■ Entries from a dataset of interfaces
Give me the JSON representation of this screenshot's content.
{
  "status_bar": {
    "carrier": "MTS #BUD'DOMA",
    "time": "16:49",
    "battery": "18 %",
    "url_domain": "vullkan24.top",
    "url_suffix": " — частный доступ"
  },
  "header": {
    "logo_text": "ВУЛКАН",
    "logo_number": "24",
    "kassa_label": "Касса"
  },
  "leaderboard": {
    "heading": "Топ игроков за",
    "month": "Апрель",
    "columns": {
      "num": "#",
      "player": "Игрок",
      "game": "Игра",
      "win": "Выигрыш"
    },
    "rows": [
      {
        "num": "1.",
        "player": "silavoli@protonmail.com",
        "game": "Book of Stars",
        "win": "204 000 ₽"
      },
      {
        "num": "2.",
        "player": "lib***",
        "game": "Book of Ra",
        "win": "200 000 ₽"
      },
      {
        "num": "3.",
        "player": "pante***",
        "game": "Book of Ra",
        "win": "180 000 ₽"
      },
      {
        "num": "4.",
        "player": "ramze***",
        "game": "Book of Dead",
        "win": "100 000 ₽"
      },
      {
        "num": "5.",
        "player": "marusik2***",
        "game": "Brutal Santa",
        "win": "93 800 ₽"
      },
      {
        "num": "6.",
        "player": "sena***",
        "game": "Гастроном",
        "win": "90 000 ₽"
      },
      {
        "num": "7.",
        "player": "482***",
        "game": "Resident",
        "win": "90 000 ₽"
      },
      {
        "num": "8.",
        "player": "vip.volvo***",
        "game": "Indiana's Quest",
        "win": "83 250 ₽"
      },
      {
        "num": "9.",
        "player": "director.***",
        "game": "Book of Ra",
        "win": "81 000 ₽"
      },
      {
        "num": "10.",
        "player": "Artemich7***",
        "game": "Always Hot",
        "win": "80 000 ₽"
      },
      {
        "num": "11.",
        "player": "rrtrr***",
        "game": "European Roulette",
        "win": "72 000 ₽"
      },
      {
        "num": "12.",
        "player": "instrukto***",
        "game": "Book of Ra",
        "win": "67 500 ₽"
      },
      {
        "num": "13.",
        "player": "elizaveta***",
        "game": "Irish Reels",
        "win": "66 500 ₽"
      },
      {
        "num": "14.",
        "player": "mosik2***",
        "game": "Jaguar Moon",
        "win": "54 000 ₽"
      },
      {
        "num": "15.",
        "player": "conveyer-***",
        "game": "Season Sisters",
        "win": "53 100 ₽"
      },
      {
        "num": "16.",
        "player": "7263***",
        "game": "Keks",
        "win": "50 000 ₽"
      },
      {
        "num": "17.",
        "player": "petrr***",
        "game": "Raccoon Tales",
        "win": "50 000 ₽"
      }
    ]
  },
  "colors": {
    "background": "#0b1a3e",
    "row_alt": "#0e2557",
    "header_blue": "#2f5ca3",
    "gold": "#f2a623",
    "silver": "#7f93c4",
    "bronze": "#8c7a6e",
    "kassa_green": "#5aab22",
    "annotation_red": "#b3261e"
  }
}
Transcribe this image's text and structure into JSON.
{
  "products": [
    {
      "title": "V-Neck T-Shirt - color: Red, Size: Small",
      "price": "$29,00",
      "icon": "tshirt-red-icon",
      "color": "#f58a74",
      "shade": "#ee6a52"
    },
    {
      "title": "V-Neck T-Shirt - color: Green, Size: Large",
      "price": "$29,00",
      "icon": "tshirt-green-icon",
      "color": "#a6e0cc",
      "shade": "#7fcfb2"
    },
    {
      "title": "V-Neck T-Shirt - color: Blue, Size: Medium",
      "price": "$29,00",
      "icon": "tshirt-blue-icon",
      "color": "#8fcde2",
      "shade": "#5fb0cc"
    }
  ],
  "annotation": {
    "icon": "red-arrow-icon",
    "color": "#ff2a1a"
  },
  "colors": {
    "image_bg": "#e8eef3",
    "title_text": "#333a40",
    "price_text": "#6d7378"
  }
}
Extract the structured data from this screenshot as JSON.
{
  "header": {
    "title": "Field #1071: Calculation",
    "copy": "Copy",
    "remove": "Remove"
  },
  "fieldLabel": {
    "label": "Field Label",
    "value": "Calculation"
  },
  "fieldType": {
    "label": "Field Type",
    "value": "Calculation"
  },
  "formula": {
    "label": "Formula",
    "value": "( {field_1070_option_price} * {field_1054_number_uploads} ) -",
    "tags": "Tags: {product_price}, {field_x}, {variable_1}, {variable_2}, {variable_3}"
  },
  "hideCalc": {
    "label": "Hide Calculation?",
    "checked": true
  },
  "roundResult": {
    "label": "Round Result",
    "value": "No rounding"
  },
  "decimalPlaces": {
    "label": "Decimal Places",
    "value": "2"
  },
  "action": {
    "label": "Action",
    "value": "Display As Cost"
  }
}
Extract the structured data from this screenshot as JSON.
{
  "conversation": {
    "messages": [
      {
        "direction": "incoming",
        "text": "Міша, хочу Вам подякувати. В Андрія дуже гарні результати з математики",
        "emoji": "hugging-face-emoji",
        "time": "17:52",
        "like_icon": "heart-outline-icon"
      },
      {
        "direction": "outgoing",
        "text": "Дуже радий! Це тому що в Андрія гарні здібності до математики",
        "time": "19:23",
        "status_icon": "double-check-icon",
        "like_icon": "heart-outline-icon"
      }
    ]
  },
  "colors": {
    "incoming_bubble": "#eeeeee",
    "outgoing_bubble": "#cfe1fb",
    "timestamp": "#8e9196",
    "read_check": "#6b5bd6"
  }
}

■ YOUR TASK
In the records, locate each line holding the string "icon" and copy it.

■ EXERCISE OUTPUT
      "icon": "tshirt-red-icon",
      "icon": "tshirt-green-icon",
      "icon": "tshirt-blue-icon",
    "icon": "red-arrow-icon",
        "like_icon": "heart-outline-icon"
        "status_icon": "double-check-icon",
        "like_icon": "heart-outline-icon"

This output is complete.